EXERCISE →
What is needed is each line of the data below that holds the string "Another".

Extracted records:

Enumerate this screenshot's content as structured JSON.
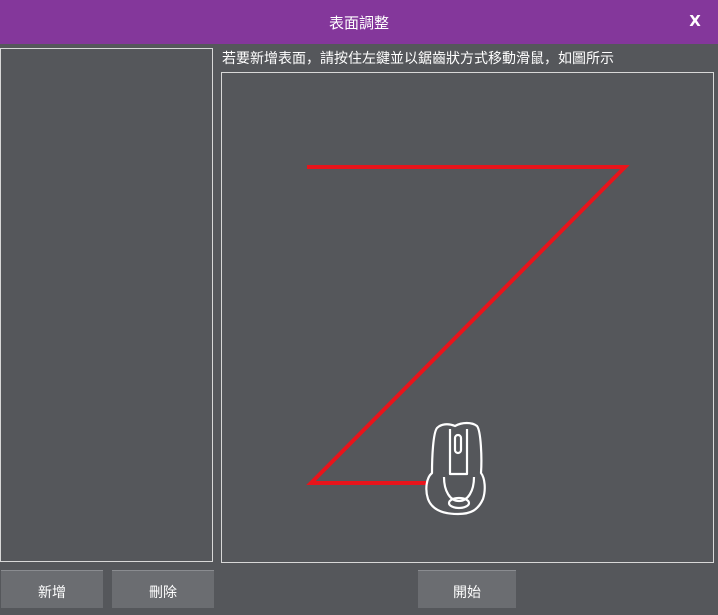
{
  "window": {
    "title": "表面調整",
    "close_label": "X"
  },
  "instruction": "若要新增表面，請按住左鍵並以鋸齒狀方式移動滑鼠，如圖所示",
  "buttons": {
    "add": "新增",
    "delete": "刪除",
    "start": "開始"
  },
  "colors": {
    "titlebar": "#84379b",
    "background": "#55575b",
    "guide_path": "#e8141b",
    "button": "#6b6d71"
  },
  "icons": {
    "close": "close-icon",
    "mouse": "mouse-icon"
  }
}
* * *
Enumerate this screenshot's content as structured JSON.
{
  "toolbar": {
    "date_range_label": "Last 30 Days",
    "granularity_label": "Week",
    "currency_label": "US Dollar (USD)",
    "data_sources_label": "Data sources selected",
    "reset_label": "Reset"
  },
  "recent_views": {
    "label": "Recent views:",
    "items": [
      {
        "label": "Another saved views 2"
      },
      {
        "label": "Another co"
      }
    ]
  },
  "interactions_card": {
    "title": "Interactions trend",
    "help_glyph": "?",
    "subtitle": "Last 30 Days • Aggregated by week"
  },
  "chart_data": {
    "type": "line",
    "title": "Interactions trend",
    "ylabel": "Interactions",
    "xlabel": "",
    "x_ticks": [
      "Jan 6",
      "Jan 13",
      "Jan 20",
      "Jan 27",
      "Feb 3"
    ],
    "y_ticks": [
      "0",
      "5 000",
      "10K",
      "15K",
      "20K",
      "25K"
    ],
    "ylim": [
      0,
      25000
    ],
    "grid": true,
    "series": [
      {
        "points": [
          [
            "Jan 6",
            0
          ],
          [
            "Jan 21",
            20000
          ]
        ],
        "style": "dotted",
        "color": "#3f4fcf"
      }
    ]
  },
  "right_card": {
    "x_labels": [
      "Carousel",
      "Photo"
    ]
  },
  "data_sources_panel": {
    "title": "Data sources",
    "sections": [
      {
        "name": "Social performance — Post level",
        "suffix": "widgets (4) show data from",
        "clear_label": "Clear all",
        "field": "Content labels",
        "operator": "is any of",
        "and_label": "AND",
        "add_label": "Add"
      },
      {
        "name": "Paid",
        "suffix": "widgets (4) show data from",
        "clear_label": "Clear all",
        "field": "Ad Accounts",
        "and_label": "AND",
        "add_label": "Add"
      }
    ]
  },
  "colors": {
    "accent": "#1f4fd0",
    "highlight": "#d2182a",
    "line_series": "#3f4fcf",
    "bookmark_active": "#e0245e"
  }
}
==
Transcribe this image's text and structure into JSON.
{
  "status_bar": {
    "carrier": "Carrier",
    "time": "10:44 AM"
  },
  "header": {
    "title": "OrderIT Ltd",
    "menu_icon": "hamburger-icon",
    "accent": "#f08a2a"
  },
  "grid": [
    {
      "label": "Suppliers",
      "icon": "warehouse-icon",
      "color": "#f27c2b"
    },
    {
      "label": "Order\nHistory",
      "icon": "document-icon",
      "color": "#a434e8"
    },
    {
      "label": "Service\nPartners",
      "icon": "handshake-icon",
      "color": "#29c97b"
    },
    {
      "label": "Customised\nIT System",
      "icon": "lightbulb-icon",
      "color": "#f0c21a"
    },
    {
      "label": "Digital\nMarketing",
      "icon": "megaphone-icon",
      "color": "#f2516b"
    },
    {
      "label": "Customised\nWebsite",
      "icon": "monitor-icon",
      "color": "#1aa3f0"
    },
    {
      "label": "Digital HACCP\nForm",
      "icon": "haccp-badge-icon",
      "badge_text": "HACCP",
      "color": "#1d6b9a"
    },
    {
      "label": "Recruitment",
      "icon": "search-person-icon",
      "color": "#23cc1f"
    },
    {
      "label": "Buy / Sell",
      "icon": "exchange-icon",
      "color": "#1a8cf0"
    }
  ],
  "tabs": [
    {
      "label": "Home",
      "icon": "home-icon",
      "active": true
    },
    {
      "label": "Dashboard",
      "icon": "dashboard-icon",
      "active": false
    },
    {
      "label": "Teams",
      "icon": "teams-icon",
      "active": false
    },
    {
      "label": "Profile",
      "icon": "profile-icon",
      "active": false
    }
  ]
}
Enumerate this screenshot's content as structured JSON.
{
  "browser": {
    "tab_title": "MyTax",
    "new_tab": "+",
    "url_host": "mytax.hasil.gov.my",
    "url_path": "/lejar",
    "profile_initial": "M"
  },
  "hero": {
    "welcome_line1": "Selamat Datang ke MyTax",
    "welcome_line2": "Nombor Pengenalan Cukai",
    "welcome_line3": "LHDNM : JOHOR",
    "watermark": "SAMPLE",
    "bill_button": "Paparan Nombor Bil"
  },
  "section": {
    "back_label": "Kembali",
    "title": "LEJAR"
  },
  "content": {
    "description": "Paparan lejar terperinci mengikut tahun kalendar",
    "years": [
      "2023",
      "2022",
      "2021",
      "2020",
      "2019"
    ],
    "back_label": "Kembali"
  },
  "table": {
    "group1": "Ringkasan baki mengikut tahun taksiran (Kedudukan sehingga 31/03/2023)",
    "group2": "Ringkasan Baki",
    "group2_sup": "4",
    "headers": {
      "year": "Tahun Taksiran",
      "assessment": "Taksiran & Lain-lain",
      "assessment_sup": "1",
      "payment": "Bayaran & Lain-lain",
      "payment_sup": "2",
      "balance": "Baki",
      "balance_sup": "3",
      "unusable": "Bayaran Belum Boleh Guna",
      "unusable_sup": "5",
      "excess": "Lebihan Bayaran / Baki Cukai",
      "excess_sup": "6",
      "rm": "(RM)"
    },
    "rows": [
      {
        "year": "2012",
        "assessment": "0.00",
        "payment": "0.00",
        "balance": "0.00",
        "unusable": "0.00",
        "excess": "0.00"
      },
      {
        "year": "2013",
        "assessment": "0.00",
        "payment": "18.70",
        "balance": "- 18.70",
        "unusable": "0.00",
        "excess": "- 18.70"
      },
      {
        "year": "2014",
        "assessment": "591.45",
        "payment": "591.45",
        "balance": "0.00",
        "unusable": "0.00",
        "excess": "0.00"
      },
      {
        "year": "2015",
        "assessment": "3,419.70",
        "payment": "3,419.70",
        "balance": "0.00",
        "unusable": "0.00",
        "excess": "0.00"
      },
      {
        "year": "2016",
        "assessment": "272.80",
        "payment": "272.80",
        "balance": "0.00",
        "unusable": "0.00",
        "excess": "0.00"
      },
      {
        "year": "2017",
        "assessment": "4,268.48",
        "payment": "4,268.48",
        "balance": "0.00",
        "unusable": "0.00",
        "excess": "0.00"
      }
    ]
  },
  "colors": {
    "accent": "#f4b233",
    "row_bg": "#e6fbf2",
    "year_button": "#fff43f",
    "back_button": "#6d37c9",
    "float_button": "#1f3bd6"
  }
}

THE COMPLETED TASK →
        "label": "Another saved views 2"
        "label": "Another co"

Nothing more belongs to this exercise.